What a great read! The author takes us through the publication process of a new book of her short stories with a letterpress printer, interwoven with the history of paper, print, ink and books. I must have used over a dozen sticky notes to mark comments I wanted to re-visit. Just going to record them here and go buy the book on Amazon!
[On reading from paper vs screen] "Touching the thickness of paper and turning it leaves a kind of fingerprint in the mind, a marker of what has been read." p.36
What's a wayzgoose? [The printer explains] "the proprietor of the print shop would throw a going-away goose dinner [for apprentice going out on his own]. After a while, any party for the printers at a print shop or a newspaper was called a wayzgoose." [One is held in April in Grimsby, Ontario].

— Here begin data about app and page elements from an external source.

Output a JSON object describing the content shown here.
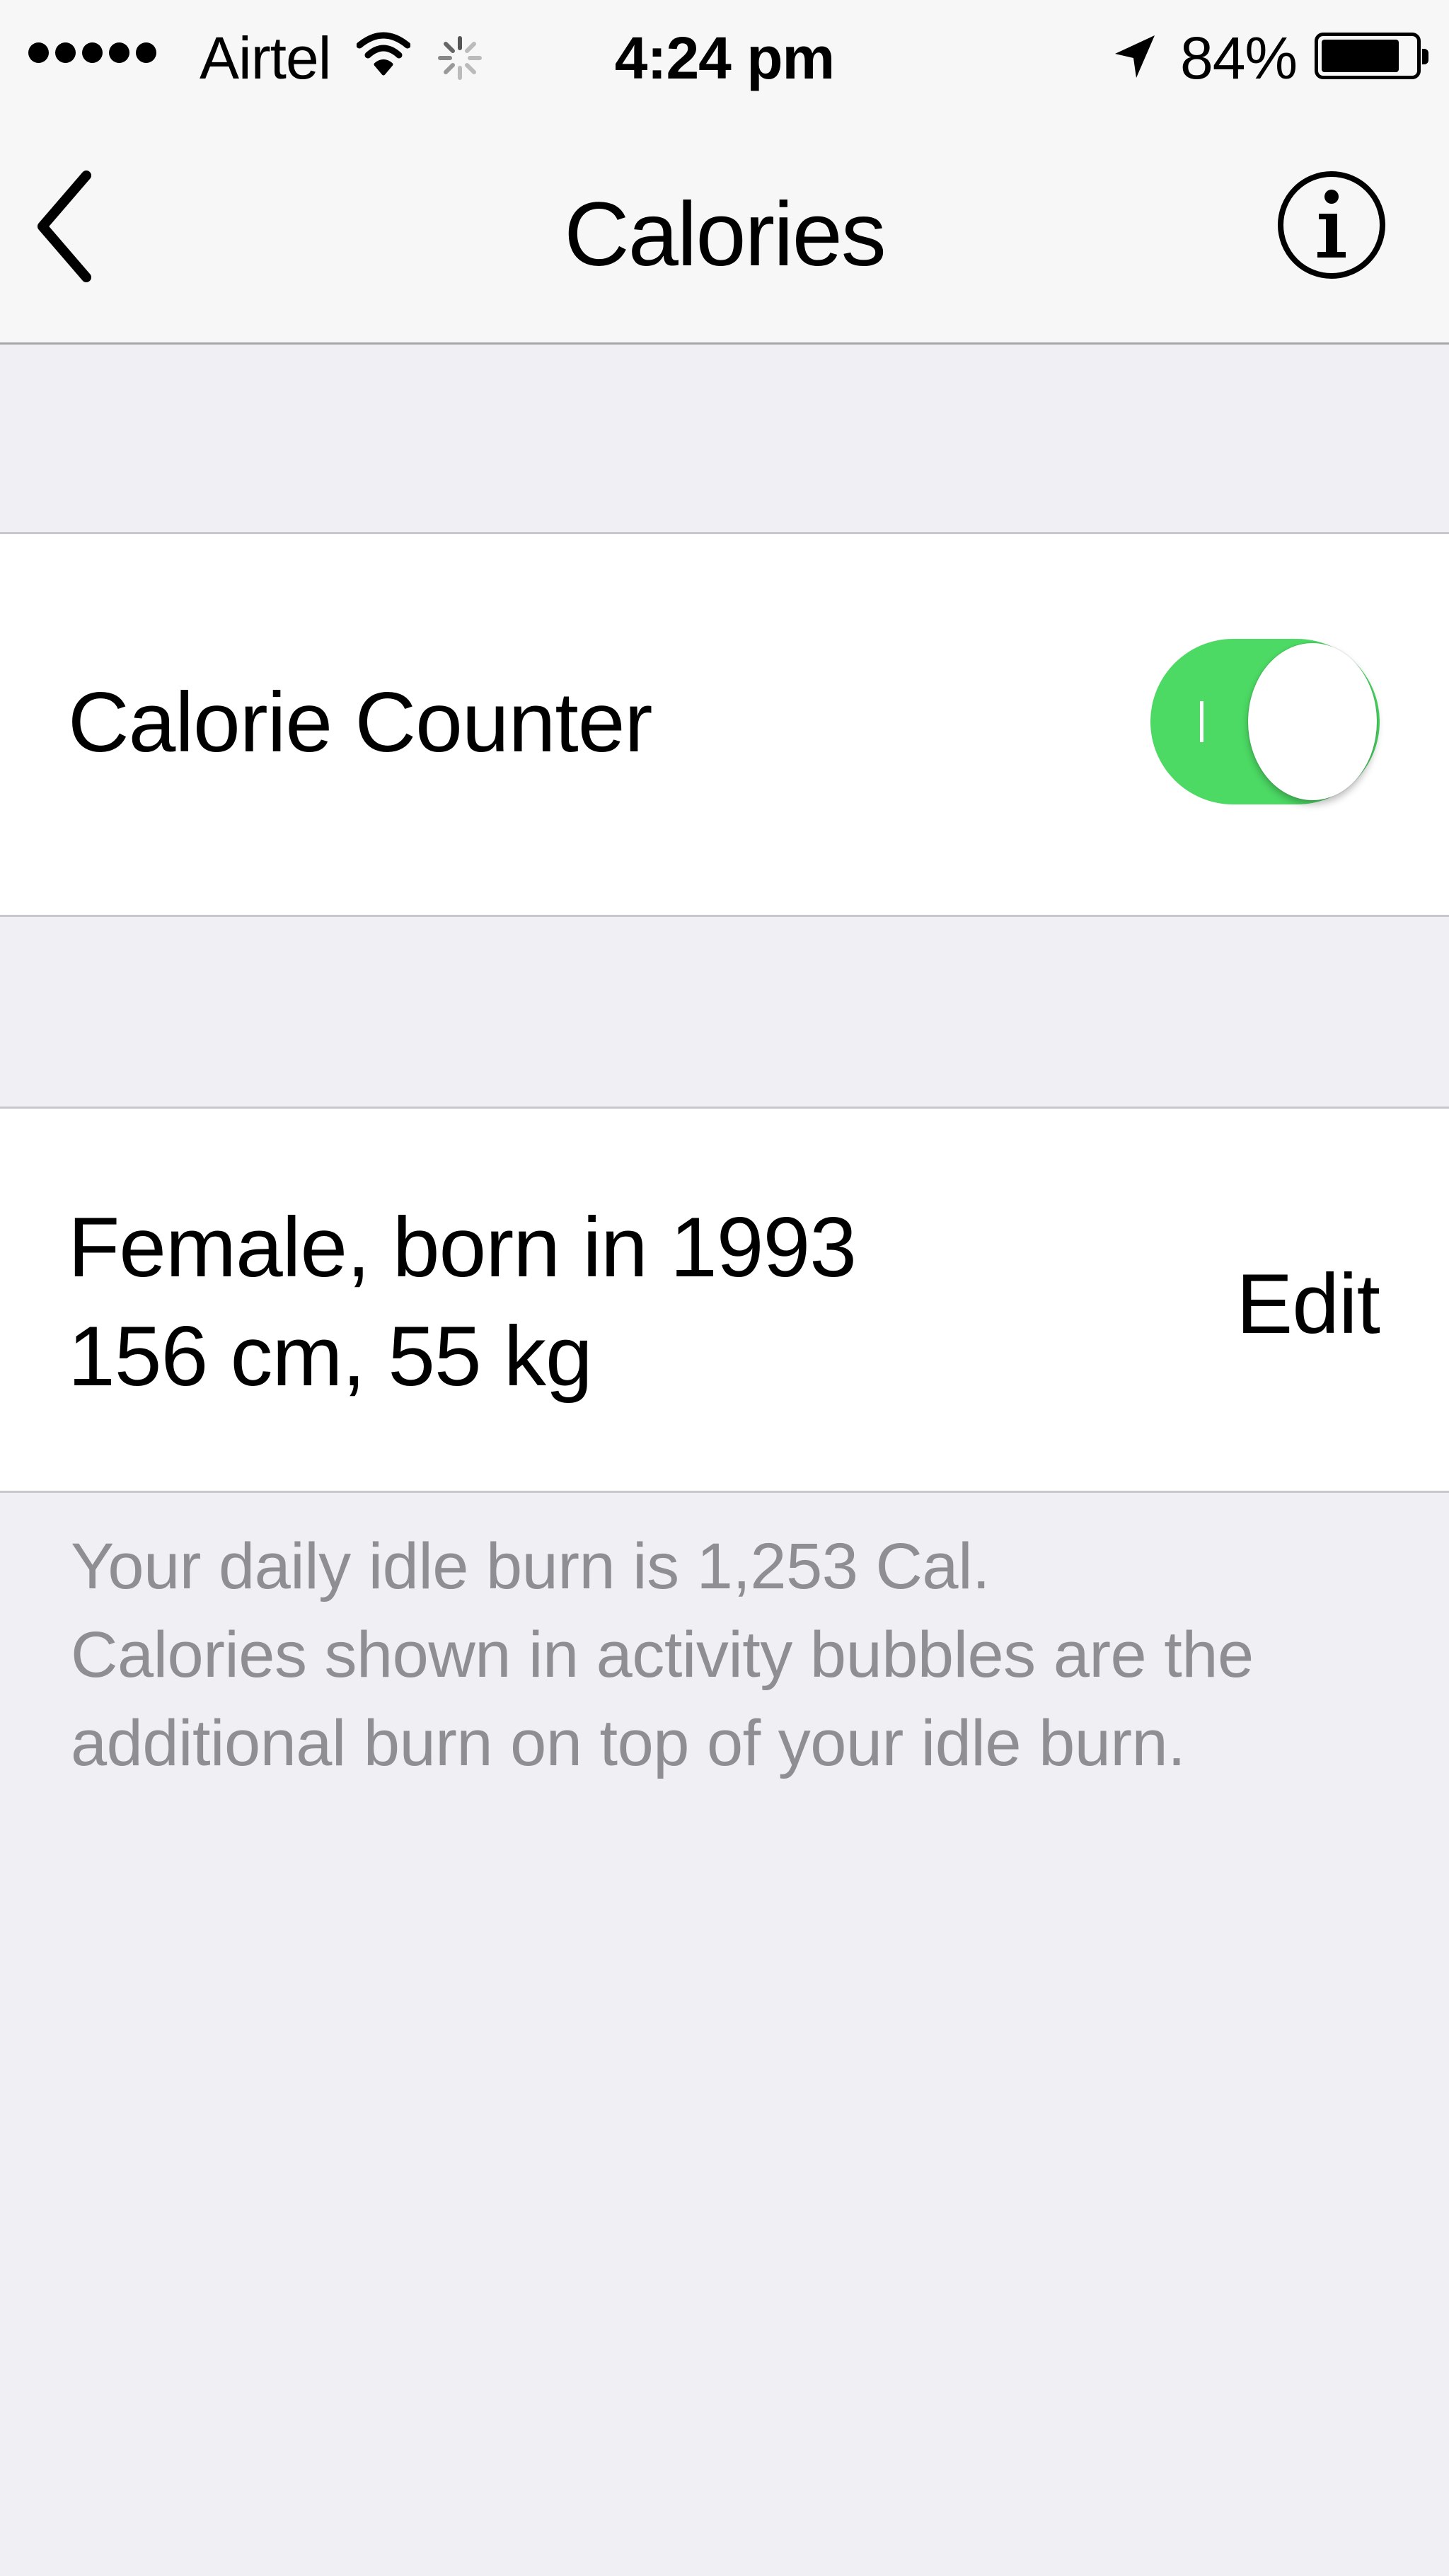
{
  "status_bar": {
    "carrier": "Airtel",
    "time": "4:24 pm",
    "battery_percent": "84%",
    "battery_level": 0.84,
    "signal_dots": 5,
    "icons": [
      "signal-dots-icon",
      "wifi-icon",
      "activity-spinner-icon",
      "location-arrow-icon",
      "battery-icon"
    ]
  },
  "nav": {
    "title": "Calories",
    "back_icon": "chevron-left-icon",
    "info_icon": "info-circle-icon"
  },
  "calorie_counter": {
    "label": "Calorie Counter",
    "enabled": true,
    "toggle_color": "#4cd964"
  },
  "profile": {
    "line1": "Female, born in 1993",
    "line2": "156 cm, 55 kg",
    "edit_label": "Edit"
  },
  "footnote": {
    "line1": "Your daily idle burn is 1,253 Cal.",
    "line2": "Calories shown in activity bubbles are the",
    "line3": "additional burn on top of your idle burn."
  },
  "colors": {
    "background": "#efeff4",
    "bar": "#f7f7f7",
    "secondary_text": "#8e8e93"
  }
}
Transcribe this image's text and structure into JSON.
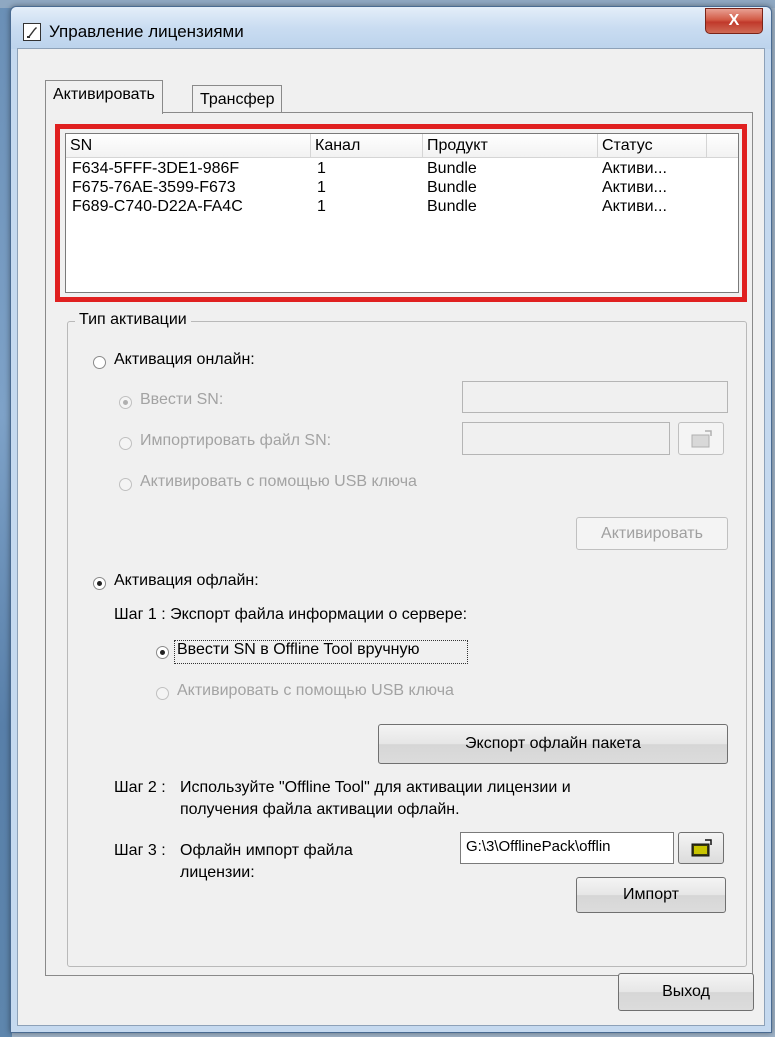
{
  "window": {
    "title": "Управление лицензиями",
    "close_glyph": "X"
  },
  "tabs": [
    {
      "label": "Активировать",
      "active": true
    },
    {
      "label": "Трансфер",
      "active": false
    }
  ],
  "license_list": {
    "columns": [
      "SN",
      "Канал",
      "Продукт",
      "Статус"
    ],
    "rows": [
      {
        "sn": "F634-5FFF-3DE1-986F",
        "channel": "1",
        "product": "Bundle",
        "status": "Активи..."
      },
      {
        "sn": "F675-76AE-3599-F673",
        "channel": "1",
        "product": "Bundle",
        "status": "Активи..."
      },
      {
        "sn": "F689-C740-D22A-FA4C",
        "channel": "1",
        "product": "Bundle",
        "status": "Активи..."
      }
    ]
  },
  "activation": {
    "group_label": "Тип активации",
    "online": {
      "label": "Активация онлайн:",
      "selected": false,
      "enter_sn_label": "Ввести SN:",
      "import_sn_label": "Импортировать файл SN:",
      "usb_label": "Активировать с помощью USB ключа",
      "activate_button": "Активировать"
    },
    "offline": {
      "label": "Активация офлайн:",
      "selected": true,
      "step1_label": "Шаг 1 :  Экспорт файла информации о сервере:",
      "manual_sn_label": "Ввести SN в Offline Tool вручную",
      "usb_label": "Активировать с помощью USB ключа",
      "export_button": "Экспорт офлайн пакета",
      "step2_label": "Шаг 2 :",
      "step2_text_line1": "Используйте \"Offline Tool\" для активации лицензии и",
      "step2_text_line2": "получения файла активации офлайн.",
      "step3_label": "Шаг 3 :",
      "step3_text_line1": "Офлайн импорт файла",
      "step3_text_line2": "лицензии:",
      "import_path": "G:\\3\\OfflinePack\\offlin",
      "import_button": "Импорт"
    }
  },
  "exit_button": "Выход",
  "colors": {
    "highlight_border": "#e02020"
  }
}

"One of the most common ligatures, the ampersand (&), was originally made by joining "e" and "t" which spelled "et" Latin for "and."."
[A good Scrabble word] Then he inserts a small key into the quoin a word I've used often in Scrabble although I didn't know it meant "corner", from the French "coin".
[Discussion of using blood as an ink] "The Scottish Convenanters signed their call for a Presbyterian Scotland in their own blood, wearing red neckerchiefs as their insignia (the genesis of the term redneck, which originally meant a Scottish dissenter)."
[First paperback] "David Smyth patented his book sewing machine in 1879. Perfect binding - gluing instead of stitching - was invented twenty years later, but it was rarely used until 1931, when Germany's Albatross Books introduced the first paperback."
On page 298 there is a whole list of futuristic ideas for enjoying books; from a service that tracks what you read and organizes those reads in different ways to one that maps all the locations you've read about in books. Yes, yes!
There's even a candle that smells like a book on Amazon (p.327)!
In the end, there is a party to celebrate the publication of her book of short stories with all the people that were involved in its creation.
A wonderful read, highly recommended!
Published: 2017 Read: August 2017 Genre: Non-fiction